By Kizito Masinde, Programmes Officer, International Water Association – TBA Alumnus
Many governments are faced with the challenge of providing safe and reliable drinking water to their citizens.This is especially caused by issues such as rapid urbanisation, increasing population and climate change. Many cities around the world currently rely on water supplies sourced from many kilometres away as the basins in which they lie cannot be relied upon to provide them with sufficient raw water supplies. At the International Water Association (IWA), we have taken note of this fact and have embarked on a series of programmes that support the mitigation of these risks, and also inspire a change in water use and management by turning this water crisis into a fundamental opportunity for a transformation towards more sustainable societies.
One of these programmes is Water safety Planning (WSP), a tool of risk-based drinking-water quality management methods and procedures applied along the chain of water extraction, treatment, distribution and supply. Though WSPs are hinged within water utilities, their successful implementation is based on enhanced collaboration with partners outside the utility including catchment authorities, consumers and health authorities. Catchment authorities play a significant role in ensuring that the quantities of raw water required by utilities are met in the desired quality. Failure to meet these two parameters affects the smooth operations of the utility as it fails to produce the desired quality of drinking water in the right amounts. WSPs provide an avenue where the utilities are able to bring catchment authorities on board together with other stakeholders to find solutions to risks affecting the quantity and quality of raw water resources available to the utility. This is done through the creation of WSP teams that include a core team from the particular utility and a wider team from major stakeholders in the water sector where the utility is based.

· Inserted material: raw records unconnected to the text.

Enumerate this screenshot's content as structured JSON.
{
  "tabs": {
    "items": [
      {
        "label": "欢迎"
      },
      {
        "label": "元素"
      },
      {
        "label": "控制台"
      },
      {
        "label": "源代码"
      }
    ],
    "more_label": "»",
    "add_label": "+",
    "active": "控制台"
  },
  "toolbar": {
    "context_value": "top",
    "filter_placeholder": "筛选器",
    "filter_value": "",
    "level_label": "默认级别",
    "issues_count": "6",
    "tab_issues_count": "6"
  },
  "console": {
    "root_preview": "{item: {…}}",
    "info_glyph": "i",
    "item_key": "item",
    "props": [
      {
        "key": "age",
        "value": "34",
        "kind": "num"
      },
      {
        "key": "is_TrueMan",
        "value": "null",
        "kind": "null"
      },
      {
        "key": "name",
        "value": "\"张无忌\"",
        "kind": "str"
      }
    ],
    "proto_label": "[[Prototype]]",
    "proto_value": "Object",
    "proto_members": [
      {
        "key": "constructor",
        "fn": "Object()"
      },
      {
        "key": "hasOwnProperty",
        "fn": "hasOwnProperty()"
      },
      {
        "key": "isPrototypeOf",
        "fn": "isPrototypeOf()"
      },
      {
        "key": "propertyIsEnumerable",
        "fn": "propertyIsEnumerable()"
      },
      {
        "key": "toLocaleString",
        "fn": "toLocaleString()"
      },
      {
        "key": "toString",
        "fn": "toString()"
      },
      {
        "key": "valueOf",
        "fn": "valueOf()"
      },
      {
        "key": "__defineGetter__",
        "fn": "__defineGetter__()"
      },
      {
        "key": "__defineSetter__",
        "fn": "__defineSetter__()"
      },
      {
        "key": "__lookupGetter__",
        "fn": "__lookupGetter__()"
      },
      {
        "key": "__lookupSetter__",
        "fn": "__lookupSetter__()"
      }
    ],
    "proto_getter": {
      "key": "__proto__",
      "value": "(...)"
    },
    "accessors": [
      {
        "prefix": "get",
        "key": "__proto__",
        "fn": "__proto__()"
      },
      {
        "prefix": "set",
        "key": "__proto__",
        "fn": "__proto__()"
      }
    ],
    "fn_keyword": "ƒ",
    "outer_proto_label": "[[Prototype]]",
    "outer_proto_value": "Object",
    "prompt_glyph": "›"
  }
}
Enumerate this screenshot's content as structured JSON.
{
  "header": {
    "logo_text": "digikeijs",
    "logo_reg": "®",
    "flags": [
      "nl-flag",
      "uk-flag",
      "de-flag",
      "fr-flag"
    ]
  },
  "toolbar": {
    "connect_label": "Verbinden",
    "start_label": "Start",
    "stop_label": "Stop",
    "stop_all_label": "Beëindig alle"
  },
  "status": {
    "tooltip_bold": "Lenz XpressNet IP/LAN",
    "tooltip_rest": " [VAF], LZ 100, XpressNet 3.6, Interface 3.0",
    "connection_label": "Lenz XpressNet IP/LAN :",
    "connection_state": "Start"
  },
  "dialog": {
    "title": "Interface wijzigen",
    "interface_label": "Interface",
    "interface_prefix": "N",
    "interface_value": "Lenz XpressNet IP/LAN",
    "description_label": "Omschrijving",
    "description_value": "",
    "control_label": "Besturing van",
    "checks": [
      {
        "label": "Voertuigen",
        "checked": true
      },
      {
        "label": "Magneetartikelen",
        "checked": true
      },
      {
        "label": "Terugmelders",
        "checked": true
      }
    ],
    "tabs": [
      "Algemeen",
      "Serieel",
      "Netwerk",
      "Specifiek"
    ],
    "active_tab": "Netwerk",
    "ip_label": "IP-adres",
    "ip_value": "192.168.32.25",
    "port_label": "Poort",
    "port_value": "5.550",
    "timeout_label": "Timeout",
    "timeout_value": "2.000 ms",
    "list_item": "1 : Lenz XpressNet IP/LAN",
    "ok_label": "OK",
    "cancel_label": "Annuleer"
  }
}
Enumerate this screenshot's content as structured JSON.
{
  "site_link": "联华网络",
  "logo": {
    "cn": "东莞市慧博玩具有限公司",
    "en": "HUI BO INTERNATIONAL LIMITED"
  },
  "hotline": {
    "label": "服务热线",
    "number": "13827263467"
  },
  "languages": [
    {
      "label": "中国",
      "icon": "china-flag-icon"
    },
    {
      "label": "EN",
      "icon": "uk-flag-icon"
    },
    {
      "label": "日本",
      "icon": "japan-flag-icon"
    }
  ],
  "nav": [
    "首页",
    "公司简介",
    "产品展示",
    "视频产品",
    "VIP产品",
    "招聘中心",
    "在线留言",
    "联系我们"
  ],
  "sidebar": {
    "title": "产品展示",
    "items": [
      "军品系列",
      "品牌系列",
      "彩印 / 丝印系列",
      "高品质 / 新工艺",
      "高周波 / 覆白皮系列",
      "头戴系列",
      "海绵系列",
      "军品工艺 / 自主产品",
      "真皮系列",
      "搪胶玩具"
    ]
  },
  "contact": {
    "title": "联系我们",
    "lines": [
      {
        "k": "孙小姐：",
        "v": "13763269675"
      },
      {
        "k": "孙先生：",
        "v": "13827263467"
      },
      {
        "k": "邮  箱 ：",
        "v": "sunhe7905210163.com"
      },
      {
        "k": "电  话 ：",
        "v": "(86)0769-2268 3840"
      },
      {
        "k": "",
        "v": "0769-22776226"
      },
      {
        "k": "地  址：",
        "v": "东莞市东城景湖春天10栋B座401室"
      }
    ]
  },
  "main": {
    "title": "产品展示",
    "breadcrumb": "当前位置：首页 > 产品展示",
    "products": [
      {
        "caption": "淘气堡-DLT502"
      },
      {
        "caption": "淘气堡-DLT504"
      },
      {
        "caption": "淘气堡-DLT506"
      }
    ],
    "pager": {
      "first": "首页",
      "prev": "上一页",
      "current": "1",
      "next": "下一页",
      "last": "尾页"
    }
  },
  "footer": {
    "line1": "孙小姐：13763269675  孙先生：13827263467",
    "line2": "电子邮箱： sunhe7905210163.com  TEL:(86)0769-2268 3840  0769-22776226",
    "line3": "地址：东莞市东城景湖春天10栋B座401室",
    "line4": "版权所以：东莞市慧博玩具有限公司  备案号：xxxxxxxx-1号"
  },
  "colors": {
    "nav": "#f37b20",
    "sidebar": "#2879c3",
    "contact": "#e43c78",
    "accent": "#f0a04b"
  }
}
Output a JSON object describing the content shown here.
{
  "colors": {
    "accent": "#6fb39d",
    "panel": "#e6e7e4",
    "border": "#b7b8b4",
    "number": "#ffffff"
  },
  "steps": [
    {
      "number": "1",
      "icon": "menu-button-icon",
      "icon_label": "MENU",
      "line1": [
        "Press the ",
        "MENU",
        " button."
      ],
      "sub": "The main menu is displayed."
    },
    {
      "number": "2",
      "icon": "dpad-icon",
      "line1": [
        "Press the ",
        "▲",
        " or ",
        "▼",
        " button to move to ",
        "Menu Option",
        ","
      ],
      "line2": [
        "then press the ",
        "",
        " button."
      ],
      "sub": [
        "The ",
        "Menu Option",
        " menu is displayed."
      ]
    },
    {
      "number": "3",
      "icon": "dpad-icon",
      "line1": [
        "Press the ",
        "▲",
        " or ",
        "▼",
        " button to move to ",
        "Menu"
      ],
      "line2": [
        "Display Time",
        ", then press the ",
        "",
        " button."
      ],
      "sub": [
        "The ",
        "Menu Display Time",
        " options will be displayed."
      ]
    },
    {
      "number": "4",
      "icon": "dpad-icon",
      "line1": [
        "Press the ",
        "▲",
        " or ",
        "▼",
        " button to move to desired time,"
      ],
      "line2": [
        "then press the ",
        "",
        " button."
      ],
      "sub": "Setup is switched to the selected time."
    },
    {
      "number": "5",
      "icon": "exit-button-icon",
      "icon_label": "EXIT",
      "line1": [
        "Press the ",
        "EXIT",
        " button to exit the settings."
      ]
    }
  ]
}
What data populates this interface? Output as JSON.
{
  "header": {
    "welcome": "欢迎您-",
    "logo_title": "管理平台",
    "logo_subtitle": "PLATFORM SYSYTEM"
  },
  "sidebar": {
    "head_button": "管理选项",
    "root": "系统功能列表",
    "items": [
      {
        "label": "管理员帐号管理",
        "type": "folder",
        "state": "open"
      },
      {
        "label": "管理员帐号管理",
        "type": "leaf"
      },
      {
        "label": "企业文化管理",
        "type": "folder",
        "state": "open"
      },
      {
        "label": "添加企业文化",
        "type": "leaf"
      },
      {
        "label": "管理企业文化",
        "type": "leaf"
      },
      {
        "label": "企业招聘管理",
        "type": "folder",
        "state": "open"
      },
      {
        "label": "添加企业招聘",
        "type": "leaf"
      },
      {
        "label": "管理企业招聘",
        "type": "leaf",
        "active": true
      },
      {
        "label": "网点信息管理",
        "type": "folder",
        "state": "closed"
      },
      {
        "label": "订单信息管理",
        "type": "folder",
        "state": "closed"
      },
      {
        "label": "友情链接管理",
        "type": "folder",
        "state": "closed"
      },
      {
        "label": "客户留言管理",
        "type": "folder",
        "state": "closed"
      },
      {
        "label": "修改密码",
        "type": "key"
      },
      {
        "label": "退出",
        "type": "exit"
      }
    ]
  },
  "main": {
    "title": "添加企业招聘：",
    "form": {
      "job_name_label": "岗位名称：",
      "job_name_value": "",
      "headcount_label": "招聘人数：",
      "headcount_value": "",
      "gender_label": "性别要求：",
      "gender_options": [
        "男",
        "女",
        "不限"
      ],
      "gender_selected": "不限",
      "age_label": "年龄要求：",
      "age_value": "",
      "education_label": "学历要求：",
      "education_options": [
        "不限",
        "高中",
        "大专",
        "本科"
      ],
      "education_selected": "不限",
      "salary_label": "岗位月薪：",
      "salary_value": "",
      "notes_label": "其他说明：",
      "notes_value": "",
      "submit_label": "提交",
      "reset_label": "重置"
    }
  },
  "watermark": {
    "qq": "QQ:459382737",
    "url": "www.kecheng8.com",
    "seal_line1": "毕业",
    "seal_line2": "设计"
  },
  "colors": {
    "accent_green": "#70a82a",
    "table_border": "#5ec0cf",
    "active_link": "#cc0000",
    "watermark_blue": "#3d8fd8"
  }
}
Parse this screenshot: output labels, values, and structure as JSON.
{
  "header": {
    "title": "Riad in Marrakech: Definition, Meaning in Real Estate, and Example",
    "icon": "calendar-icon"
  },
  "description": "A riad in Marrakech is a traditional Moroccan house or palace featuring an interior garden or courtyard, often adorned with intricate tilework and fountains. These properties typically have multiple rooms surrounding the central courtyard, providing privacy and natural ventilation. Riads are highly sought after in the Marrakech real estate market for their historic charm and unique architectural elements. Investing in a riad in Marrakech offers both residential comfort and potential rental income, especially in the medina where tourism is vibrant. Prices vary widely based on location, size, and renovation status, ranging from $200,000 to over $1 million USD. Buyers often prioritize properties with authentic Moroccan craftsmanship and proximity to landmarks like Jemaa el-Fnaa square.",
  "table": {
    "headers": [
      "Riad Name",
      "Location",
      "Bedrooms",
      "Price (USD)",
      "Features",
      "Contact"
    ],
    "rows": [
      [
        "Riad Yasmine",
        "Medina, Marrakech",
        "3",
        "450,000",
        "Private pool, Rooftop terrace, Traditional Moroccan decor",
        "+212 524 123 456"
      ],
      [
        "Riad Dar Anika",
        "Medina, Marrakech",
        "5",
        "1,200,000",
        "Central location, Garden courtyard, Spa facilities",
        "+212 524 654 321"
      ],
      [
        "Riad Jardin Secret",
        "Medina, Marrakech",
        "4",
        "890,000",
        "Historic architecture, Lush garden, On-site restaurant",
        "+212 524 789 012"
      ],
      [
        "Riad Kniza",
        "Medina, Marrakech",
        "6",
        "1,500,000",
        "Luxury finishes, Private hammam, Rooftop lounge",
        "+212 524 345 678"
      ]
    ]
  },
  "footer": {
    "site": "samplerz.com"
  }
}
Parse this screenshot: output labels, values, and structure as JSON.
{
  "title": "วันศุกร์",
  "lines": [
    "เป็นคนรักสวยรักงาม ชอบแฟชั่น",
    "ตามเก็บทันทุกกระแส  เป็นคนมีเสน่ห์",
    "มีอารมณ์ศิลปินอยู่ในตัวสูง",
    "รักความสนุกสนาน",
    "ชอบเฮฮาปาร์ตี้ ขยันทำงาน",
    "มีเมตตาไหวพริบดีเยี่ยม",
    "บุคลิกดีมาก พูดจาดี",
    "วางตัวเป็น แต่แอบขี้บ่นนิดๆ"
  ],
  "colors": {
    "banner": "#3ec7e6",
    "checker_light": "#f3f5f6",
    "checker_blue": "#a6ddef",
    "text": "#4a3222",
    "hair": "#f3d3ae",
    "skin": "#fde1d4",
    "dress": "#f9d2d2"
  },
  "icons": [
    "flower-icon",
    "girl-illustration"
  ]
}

Among the successful applications of WSPs I have worked on is with three utilities in East Africa namely Kisumu Water and Sewerage Company Limited (KIWASCO), Mwanza Urban Water and Sewerage Authority (MWAUWASA) and the National Water and Sewerage Corporation (NWSC) – Jinja Area. All these utilities rely on Lake Victoria for their raw water and thus have a keen interest in ensuring the sustainability of the lake. I worked with these utilities between 2013 and 2014, guiding them through the development and implementation of their WSPs. Last year (2015), an independent audit was carried out to verify the WSP implementation status within the three utilities. The audit produced positive results showing that the utilities were at various levels of WSP implementation. One of the audit processes involved the auditor meeting the WSP teams in the three utilities and it was noted that each of the utilities had created a forum where they regularly brought together their major stakeholders to discuss and find solutions to risks that face their water supplies. According to the utilities, finding solutions was now easier as the meetings had cultivated trust among the stakeholders unified by the same objective. As a result, solutions to water risks were found based on the best available information and data.
The enhanced collaboration under WSPs between the stakeholders also serves to ensure that catchment authorities are able to clarify and closely monitor water resource allocations to the utilities in a collaborative way. This is because catchment authorities not only have the obligation to ensure that different water users are catered for, but also to safeguard the environmental integrity of water basins by keeping a strict check on the amounts of water abstracted from the ecosystem.
Despite the success of WSPs and the huge potential they have in helping utilities achieve their goals, challenges still exist. The successful development and implementation of WSPs requires an enabling environment that currently doesn’t exist in many countries. To ensure this, we have teamed up with a number of partners to influence countries and regions to develop strong institutional arrangements, supported by a favourable legal and policy framework for the successful take up of WSPs by water utilities. This is another phase of the WSP programme that I am working on as I continue to work with utilities around Africa to adopt WSP.
I am grateful for the skills and knowledge I gained during the TBA course as this helped me create the right foundation for my career. As we celebrate the World Water day this year, I would like to reiterate the message from the IWA strategy that reflects the WSP approach: The challenge for us as water professionals is that we are no longer ‘just amongst us’ and we must connect to a range of other people. We all need to get better at talking about water solutions with a much wider group of interested stakeholders, translating our technical knowledge and know-how to inform citizens, opinion leaders, civil society actors and decision makers alike.